12 January 2023

CEEMEA Exclusive: Slovenia DMO Head: Pre-Funded About a Third of 2023 Funding Needs
- Slovenia DMO head: 2023 syndications better done sooner rather than later
- Slovenia DMO head: ‘Contemplating a return to the US dollar market’ this year
- Slovenia DMO head: Increase in Slovenian budget deficit shouldn’t make life difficult
- Slovenia DMO head: Unlikely to revisit ultra-long end of yield curve for now
- Slovenia DMO head: Braced for ECB active bond sales

By Xavier D’Arcy – VIENNA (Econostream) – The Slovenian sovereign has already completed roughly one third of its 2023 funding needs and continues to consider such frontloading the optimal approach, according to Marjan Divjak, Director General of the Treasury Directorate of Slovenia’s Ministry of Finance.

In an interview on Tuesday during the Euromoney Central and Eastern European Forum, Divjak dismissed concerns that the projected increase in Slovenia’s budget deficit to 5% of GDP this year could impede the country’s debt issuance.

Slovenia’s funding programme has a face value of €5 billion, with €1.5 billion already accounted for, he said. ‘We have pre-funded significantly for this year’s budget expenditures’, he said. ‘This is consistent with what we’ve done in the recent past and I think it’s right for us.’

As for Slovenia’s budgetary situation, he acknowledged the need ‘to talk to investors, to explain what the increased government spending means, how it is expected to be used.’ However, he said, the increase in the deficit is not such as to make life more difficult for the debt management office.

Divjak confirmed Slovenia’s plans to issue bonds in yen and potentially also inflation-linked bonds in 2023. The sovereign debt issuer was furthermore ‘contemplating a return to the US dollar market’ this year, he said.

Asked about the timing of Slovenia’s syndications in 2023, he replied, ‘It’s difficult to say, but these days it’s better to do it sooner rather than later.’

Regarding the maturity of future bond issues, Slovenia was unlikely to revisit the ultra-long segment of the yield curve for the time being, he indicated. ‘I think the ultra-end segment of the market is quite restricted at the moment, given that there is not much appetite for duration’, he said.

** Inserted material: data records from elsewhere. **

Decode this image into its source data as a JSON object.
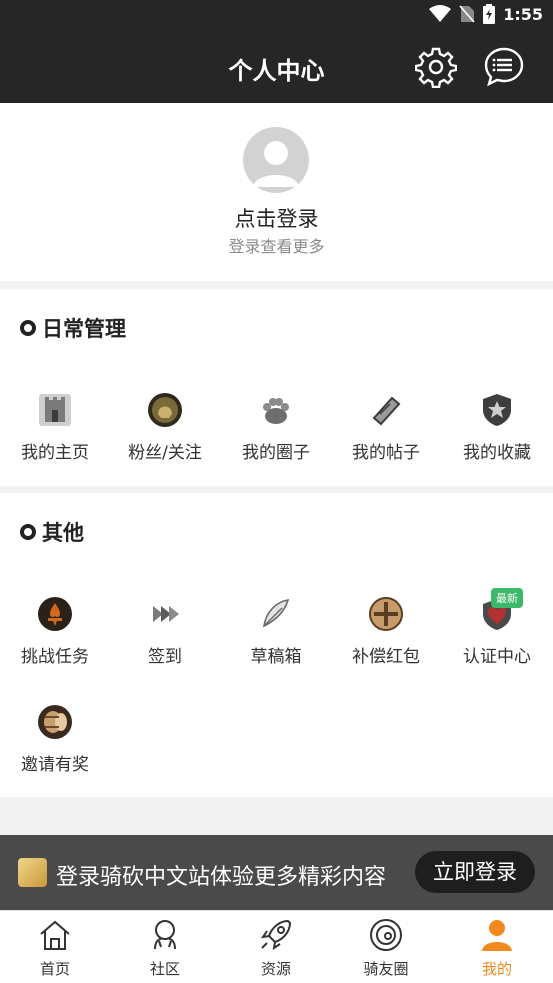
{
  "status_bar": {
    "time": "1:55"
  },
  "header": {
    "title": "个人中心"
  },
  "profile": {
    "login_text": "点击登录",
    "login_sub": "登录查看更多"
  },
  "daily": {
    "title": "日常管理",
    "items": [
      {
        "label": "我的主页",
        "icon": "castle-icon"
      },
      {
        "label": "粉丝/关注",
        "icon": "helmet-coin-icon"
      },
      {
        "label": "我的圈子",
        "icon": "paw-icon"
      },
      {
        "label": "我的帖子",
        "icon": "scroll-icon"
      },
      {
        "label": "我的收藏",
        "icon": "star-shield-icon"
      }
    ]
  },
  "other": {
    "title": "其他",
    "items": [
      {
        "label": "挑战任务",
        "icon": "fleur-coin-icon"
      },
      {
        "label": "签到",
        "icon": "arrows-icon"
      },
      {
        "label": "草稿箱",
        "icon": "feather-icon"
      },
      {
        "label": "补偿红包",
        "icon": "cross-shield-icon"
      },
      {
        "label": "认证中心",
        "icon": "heart-shield-icon",
        "badge": "最新"
      },
      {
        "label": "邀请有奖",
        "icon": "barrel-icon"
      }
    ]
  },
  "banner": {
    "text": "登录骑砍中文站体验更多精彩内容",
    "button": "立即登录"
  },
  "tabs": [
    {
      "label": "首页",
      "icon": "home-icon"
    },
    {
      "label": "社区",
      "icon": "community-icon"
    },
    {
      "label": "资源",
      "icon": "rocket-icon"
    },
    {
      "label": "骑友圈",
      "icon": "circle-icon"
    },
    {
      "label": "我的",
      "icon": "person-icon",
      "active": true
    }
  ],
  "colors": {
    "accent": "#f08a1e",
    "header_bg": "#262626"
  }
}
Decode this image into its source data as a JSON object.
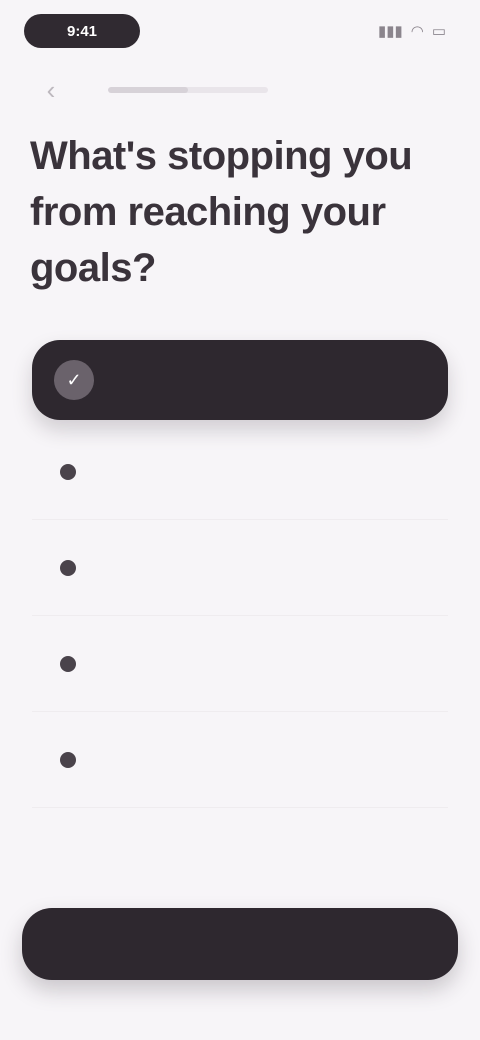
{
  "status_bar": {
    "time": "9:41",
    "signal_icon": "signal-icon",
    "wifi_icon": "wifi-icon",
    "battery_icon": "battery-icon"
  },
  "header": {
    "back_icon": "back-arrow-icon",
    "step_label": "",
    "progress": 0.5
  },
  "question": "What's stopping you from reaching your goals?",
  "options": {
    "selected": {
      "label": ""
    },
    "items": [
      {
        "label": ""
      },
      {
        "label": ""
      },
      {
        "label": ""
      },
      {
        "label": ""
      }
    ]
  },
  "cta": {
    "label": ""
  },
  "colors": {
    "background": "#f7f5f8",
    "primary_dark": "#2e282f",
    "text": "#3a333b"
  }
}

Market conditions ‘would need to change to a certain extent; in particular, the curves would need to steepen out’, he said.

‘The inverted mid-swap curve is driving also the Slovenia yield curve, which is inverted from 25 to 60 years’, he said. ‘So, the relevant curves really need to obtain a more usual shape, as in slightly upward sloping.’

As to the potential market impact of ECB quantitative tightening, Divjak said that Slovenian debt management had taken this into account.

The ECB can probably be expected to go beyond merely ending reinvestments and thus letting maturing bonds roll off its balance sheet. ‘We expect that they’ll actively start selling bonds’, he said.

‘The ECB will sell where the demand is’, he said, adding that he thought the central bank will be ‘analysing selling markets in general and analysing individual selling markets in the Eurozone.’

Tapping other markets, issuing in foreign currencies and offering inflation linkers would be part of Slovenia’s response to the ECB’s eventual ramping-up of QT, he said.